• [Description of the task]:
Retype every record exactly. Skip the images.

• [Listed records]:
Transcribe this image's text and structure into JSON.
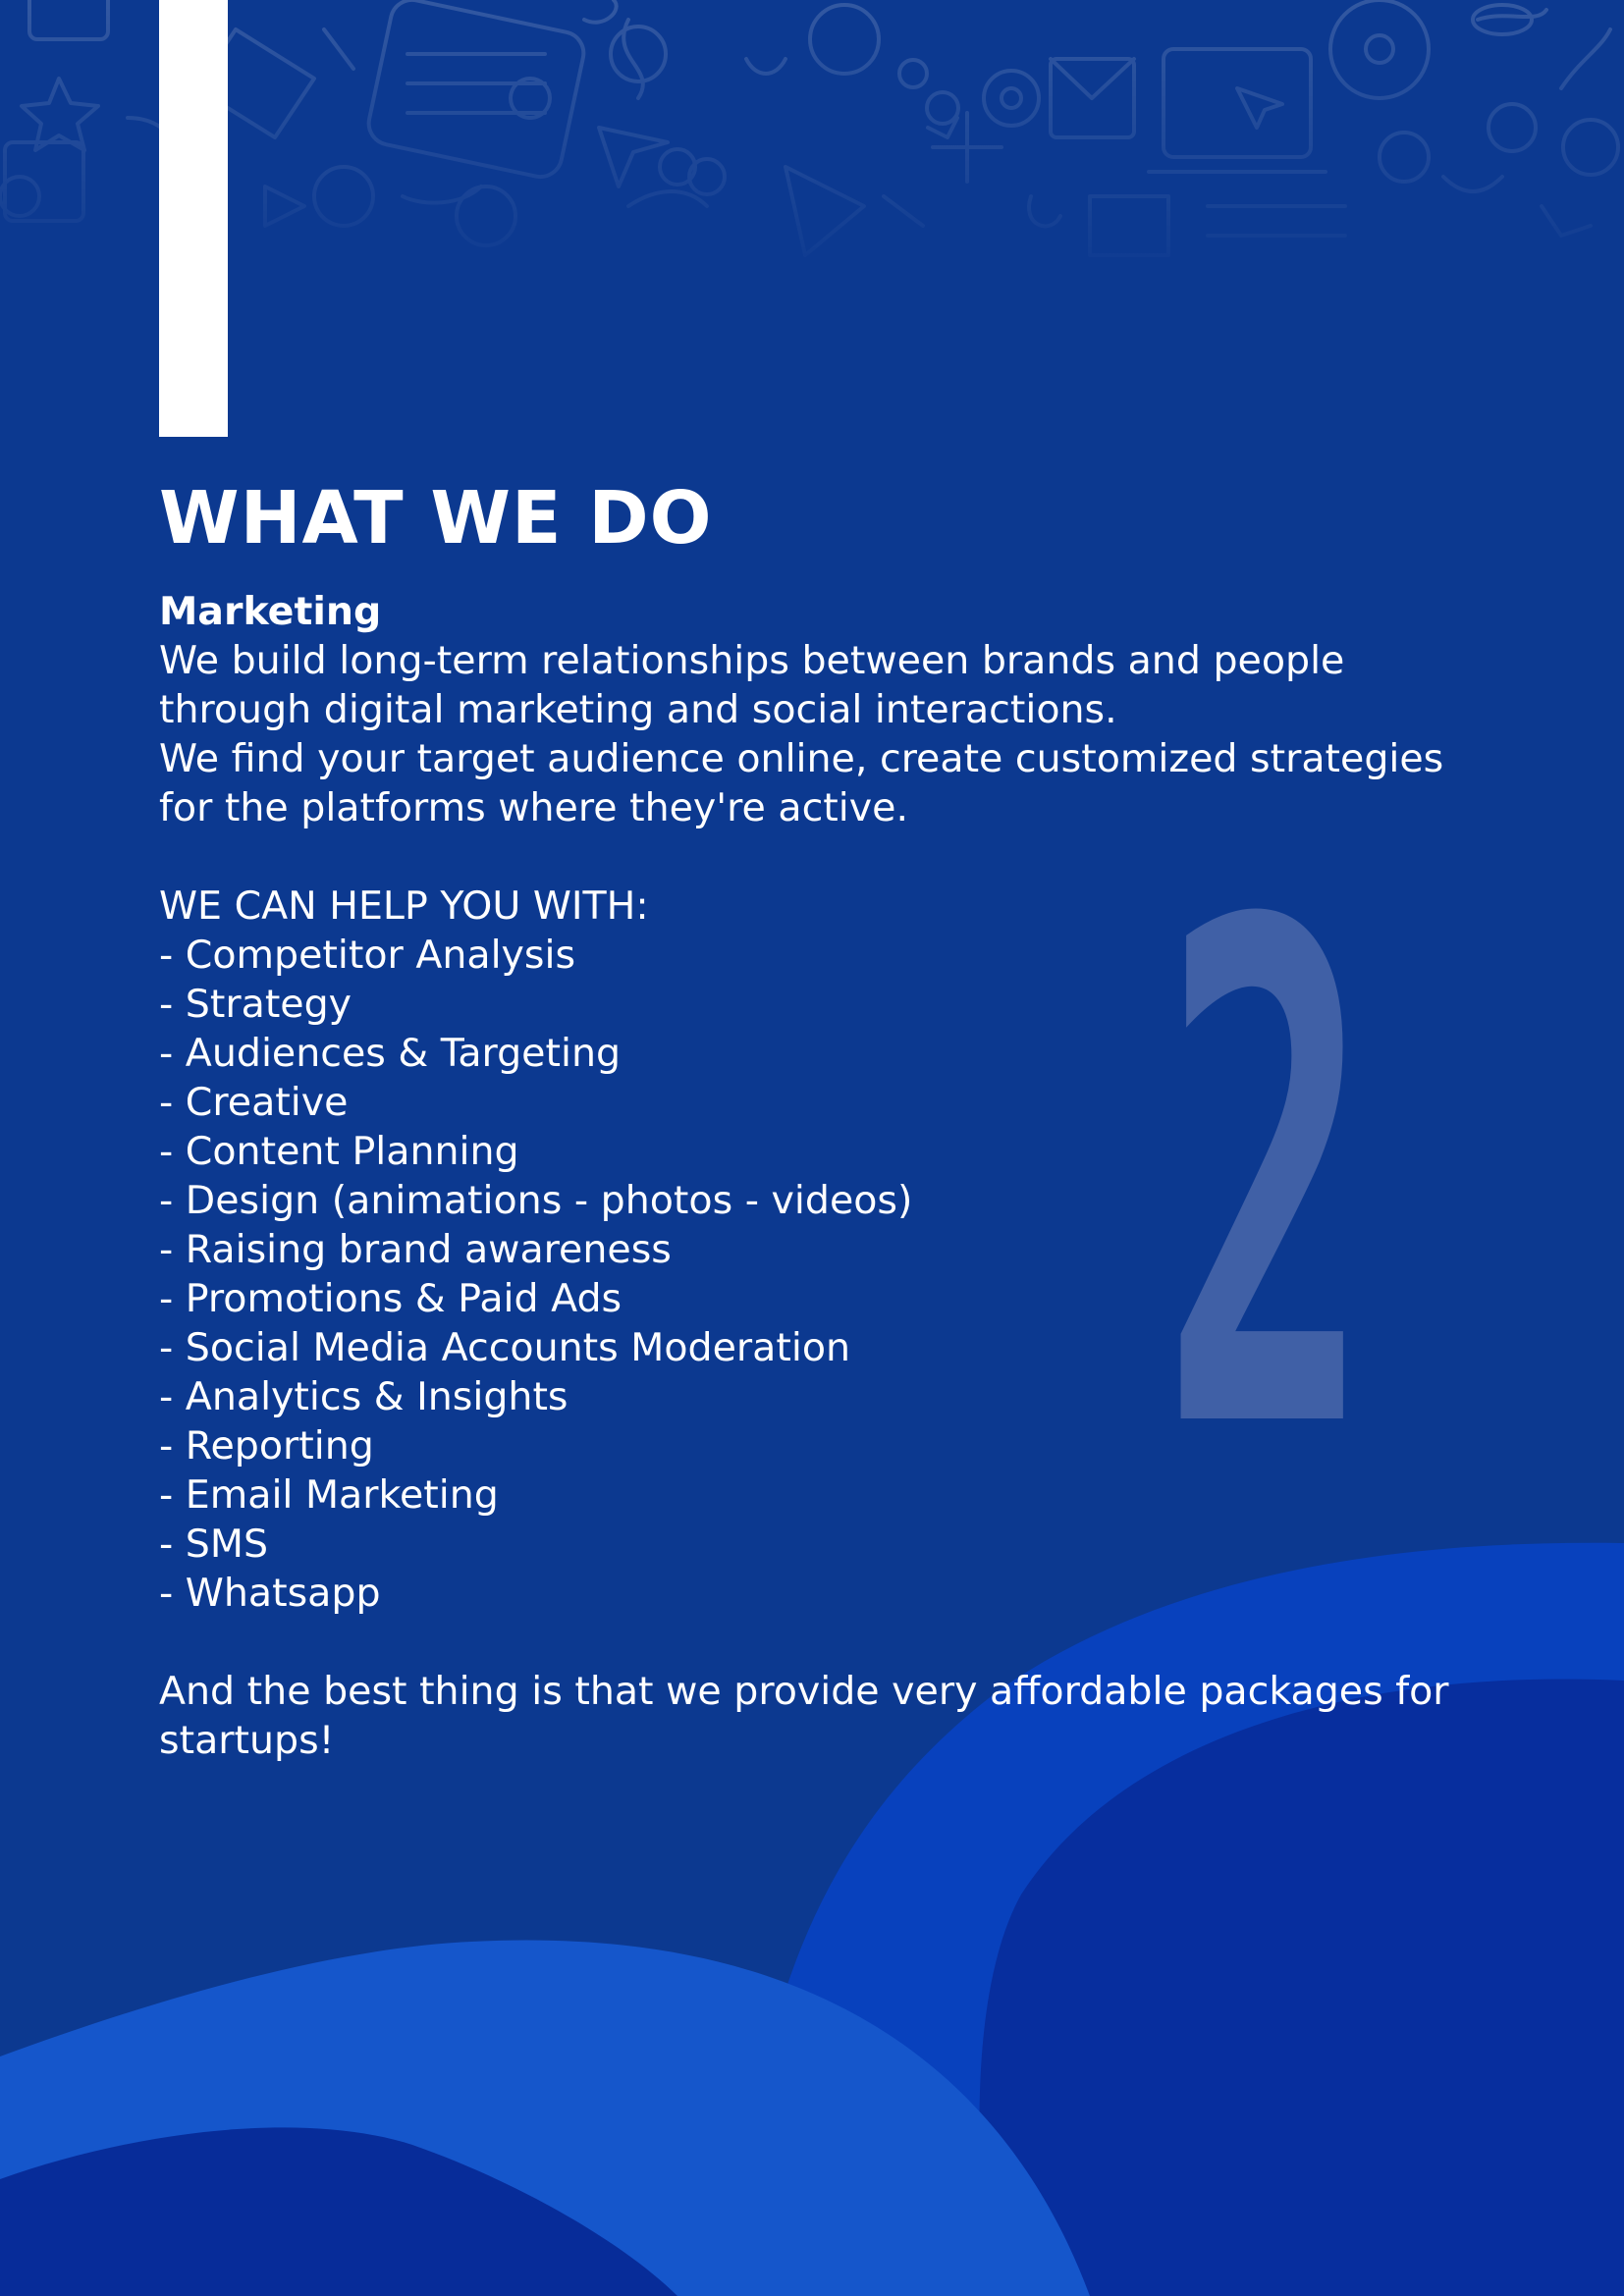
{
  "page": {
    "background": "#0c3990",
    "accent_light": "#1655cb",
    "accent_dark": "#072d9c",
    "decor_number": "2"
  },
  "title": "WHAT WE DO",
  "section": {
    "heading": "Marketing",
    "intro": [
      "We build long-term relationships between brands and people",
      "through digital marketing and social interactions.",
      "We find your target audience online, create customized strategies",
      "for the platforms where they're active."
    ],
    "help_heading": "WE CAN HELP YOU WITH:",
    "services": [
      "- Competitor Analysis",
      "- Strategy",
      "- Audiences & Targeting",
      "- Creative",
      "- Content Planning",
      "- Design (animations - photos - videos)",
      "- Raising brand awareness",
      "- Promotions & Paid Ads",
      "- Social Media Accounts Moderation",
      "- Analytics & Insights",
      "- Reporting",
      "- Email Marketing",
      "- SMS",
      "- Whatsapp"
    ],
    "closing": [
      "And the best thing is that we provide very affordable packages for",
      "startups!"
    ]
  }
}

• [Expected answer]:
Transcribe this image's text and structure into JSON.
{
  "page": {
    "background": "#0c3990",
    "accent_light": "#1655cb",
    "accent_dark": "#072d9c",
    "decor_number": "2"
  },
  "title": "WHAT WE DO",
  "section": {
    "heading": "Marketing",
    "intro": [
      "We build long-term relationships between brands and people",
      "through digital marketing and social interactions.",
      "We find your target audience online, create customized strategies",
      "for the platforms where they're active."
    ],
    "help_heading": "WE CAN HELP YOU WITH:",
    "services": [
      "- Competitor Analysis",
      "- Strategy",
      "- Audiences & Targeting",
      "- Creative",
      "- Content Planning",
      "- Design (animations - photos - videos)",
      "- Raising brand awareness",
      "- Promotions & Paid Ads",
      "- Social Media Accounts Moderation",
      "- Analytics & Insights",
      "- Reporting",
      "- Email Marketing",
      "- SMS",
      "- Whatsapp"
    ],
    "closing": [
      "And the best thing is that we provide very affordable packages for",
      "startups!"
    ]
  }
}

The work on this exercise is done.